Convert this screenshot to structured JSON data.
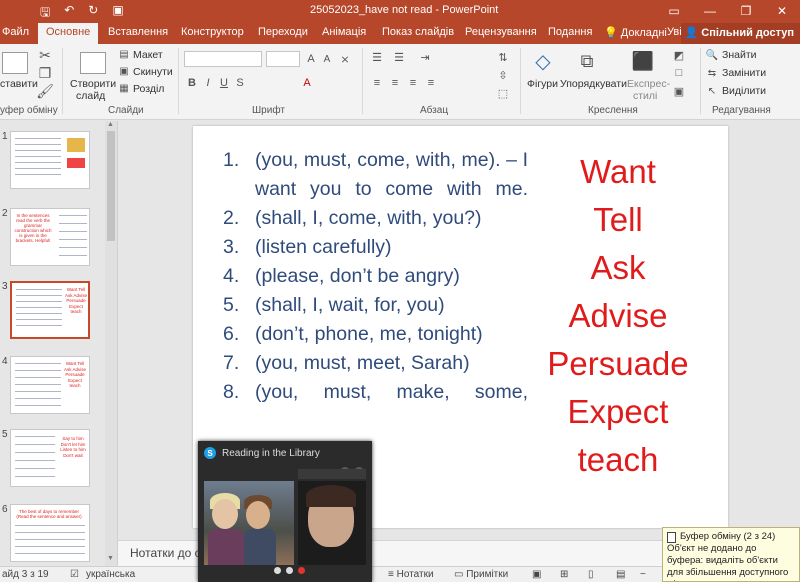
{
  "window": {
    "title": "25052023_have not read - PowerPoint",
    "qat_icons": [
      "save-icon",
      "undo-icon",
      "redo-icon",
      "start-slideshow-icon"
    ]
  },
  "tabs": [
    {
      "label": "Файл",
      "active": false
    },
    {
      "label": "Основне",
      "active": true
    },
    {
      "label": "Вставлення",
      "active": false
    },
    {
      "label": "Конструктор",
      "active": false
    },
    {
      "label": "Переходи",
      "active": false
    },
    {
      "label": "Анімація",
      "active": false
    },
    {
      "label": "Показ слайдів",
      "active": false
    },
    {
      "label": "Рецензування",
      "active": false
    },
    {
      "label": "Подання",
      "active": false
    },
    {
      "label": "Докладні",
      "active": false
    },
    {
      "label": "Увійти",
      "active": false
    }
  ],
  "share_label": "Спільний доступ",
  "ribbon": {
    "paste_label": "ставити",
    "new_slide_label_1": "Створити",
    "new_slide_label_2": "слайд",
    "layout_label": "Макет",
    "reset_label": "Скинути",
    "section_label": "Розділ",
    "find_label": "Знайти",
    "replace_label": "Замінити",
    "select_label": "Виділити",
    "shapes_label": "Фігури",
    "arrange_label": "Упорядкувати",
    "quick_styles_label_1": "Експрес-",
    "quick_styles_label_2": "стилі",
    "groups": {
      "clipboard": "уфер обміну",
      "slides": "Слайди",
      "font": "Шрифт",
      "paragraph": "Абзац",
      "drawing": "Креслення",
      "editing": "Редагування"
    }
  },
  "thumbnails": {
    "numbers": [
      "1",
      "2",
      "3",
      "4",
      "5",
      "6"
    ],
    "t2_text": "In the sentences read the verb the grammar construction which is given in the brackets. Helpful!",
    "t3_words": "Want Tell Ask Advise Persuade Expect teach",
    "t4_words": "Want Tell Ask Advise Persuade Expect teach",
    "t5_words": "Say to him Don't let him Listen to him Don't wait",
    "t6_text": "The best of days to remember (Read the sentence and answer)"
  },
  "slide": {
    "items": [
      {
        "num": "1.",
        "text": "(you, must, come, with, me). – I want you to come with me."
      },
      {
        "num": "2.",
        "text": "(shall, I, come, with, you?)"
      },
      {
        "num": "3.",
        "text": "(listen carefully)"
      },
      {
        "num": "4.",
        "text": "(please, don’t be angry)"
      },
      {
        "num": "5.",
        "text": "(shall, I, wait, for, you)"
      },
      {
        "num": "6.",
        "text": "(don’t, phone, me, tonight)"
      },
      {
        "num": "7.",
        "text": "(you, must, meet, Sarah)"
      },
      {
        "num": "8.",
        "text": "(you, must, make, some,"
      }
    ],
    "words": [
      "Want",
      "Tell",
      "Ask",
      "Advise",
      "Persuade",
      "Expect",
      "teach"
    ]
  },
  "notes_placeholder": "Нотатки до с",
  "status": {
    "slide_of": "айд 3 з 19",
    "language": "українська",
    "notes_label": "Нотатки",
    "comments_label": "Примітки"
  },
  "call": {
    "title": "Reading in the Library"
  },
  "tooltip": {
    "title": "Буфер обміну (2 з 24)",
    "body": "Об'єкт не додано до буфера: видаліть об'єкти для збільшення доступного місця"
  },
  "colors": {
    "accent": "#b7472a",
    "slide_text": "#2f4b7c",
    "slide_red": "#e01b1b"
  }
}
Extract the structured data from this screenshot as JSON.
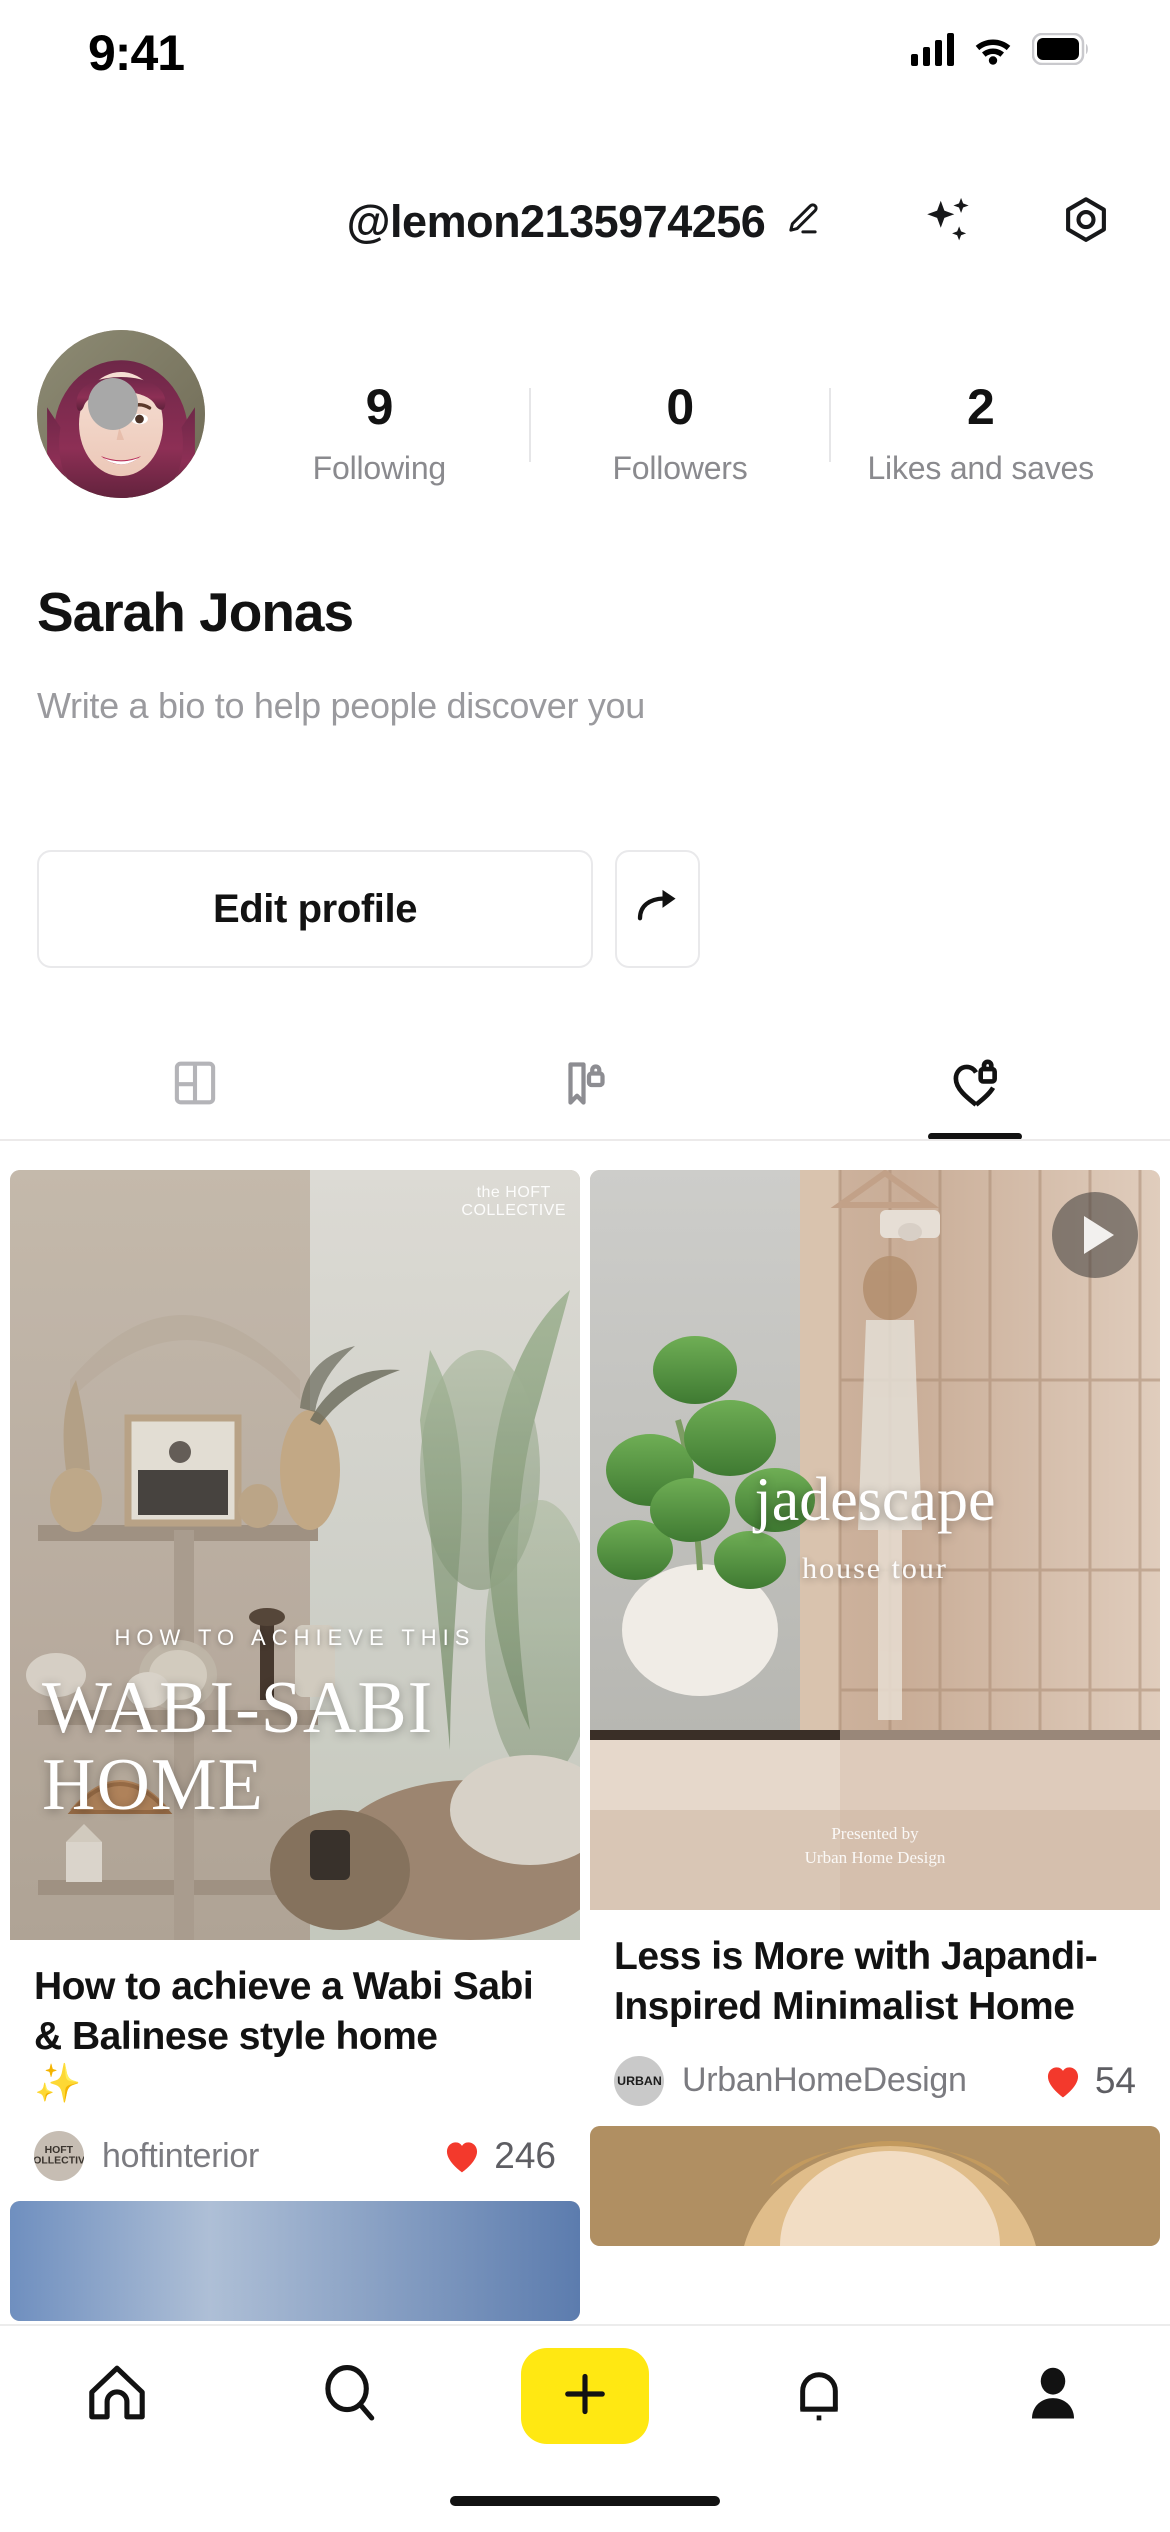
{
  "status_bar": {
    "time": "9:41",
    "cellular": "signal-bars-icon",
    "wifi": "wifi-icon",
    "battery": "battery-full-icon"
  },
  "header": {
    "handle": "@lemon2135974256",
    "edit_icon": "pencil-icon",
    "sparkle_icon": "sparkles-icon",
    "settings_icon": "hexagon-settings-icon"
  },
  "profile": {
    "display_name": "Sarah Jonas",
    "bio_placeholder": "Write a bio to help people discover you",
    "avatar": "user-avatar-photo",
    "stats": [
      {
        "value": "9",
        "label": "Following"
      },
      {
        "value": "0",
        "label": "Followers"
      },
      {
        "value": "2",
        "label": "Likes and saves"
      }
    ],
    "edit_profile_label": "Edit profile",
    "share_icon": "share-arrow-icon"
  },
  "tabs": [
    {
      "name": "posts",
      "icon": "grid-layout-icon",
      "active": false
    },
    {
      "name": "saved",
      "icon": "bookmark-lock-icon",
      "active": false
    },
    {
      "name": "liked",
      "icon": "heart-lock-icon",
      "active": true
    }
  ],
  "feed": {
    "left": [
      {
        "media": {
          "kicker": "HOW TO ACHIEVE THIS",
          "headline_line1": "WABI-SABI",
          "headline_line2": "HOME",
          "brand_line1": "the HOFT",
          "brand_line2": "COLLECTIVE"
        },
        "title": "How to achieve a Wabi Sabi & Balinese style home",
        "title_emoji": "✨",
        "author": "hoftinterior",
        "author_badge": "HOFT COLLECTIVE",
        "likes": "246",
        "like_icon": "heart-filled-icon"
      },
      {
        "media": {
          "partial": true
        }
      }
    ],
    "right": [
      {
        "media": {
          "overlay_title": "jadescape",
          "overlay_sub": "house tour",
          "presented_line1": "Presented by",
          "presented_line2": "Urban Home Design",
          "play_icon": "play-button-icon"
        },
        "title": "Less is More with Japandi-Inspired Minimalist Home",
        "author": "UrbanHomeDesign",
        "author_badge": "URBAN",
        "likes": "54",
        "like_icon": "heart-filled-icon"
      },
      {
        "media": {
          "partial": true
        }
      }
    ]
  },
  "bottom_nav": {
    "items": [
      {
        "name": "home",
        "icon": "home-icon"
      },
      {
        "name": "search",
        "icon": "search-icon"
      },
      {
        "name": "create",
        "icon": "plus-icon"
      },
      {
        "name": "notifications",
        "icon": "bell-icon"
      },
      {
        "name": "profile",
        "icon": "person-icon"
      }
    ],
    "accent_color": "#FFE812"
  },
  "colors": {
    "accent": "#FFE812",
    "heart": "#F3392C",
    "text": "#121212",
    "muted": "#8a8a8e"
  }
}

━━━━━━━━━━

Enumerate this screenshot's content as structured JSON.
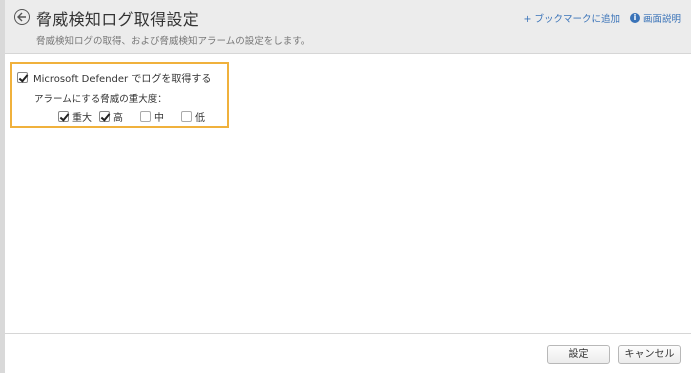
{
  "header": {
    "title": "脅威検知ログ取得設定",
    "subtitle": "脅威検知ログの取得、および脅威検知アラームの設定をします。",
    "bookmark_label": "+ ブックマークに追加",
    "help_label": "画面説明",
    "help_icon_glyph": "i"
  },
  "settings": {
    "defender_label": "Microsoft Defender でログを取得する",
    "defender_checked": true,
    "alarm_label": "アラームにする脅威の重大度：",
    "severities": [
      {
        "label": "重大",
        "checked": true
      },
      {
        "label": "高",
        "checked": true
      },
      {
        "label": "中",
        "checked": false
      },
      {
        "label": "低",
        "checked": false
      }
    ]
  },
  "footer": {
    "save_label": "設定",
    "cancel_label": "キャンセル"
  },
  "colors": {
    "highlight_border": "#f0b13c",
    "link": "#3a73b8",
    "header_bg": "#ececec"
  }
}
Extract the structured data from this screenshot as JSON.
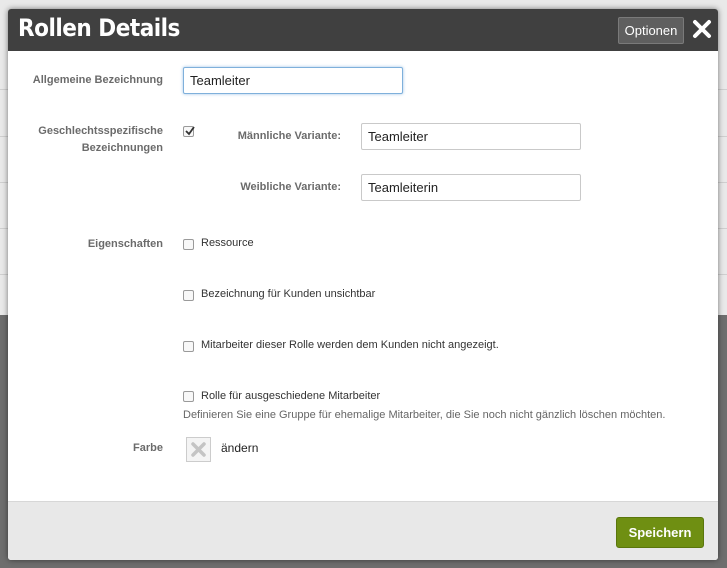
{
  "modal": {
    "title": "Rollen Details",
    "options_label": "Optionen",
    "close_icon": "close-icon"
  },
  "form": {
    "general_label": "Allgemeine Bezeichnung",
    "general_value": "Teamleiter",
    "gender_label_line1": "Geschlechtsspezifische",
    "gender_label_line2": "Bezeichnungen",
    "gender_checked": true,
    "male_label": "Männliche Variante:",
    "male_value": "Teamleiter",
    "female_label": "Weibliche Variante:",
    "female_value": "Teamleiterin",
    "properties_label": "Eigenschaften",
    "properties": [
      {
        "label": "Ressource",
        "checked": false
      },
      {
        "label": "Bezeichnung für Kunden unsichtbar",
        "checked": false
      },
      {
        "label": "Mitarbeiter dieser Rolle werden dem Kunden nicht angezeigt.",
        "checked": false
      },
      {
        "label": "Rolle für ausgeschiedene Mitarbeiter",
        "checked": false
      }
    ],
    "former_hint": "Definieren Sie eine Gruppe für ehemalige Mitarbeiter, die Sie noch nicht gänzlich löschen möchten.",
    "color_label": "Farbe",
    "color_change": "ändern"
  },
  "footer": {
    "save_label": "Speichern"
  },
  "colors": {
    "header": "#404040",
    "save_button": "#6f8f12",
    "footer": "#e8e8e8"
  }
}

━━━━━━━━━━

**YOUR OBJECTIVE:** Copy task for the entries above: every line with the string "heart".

**TASK RESULT:**
      "icon": "heart-lock-icon",
        "like_icon": "heart-filled-icon"
        "like_icon": "heart-filled-icon"
    "heart": "#F3392C",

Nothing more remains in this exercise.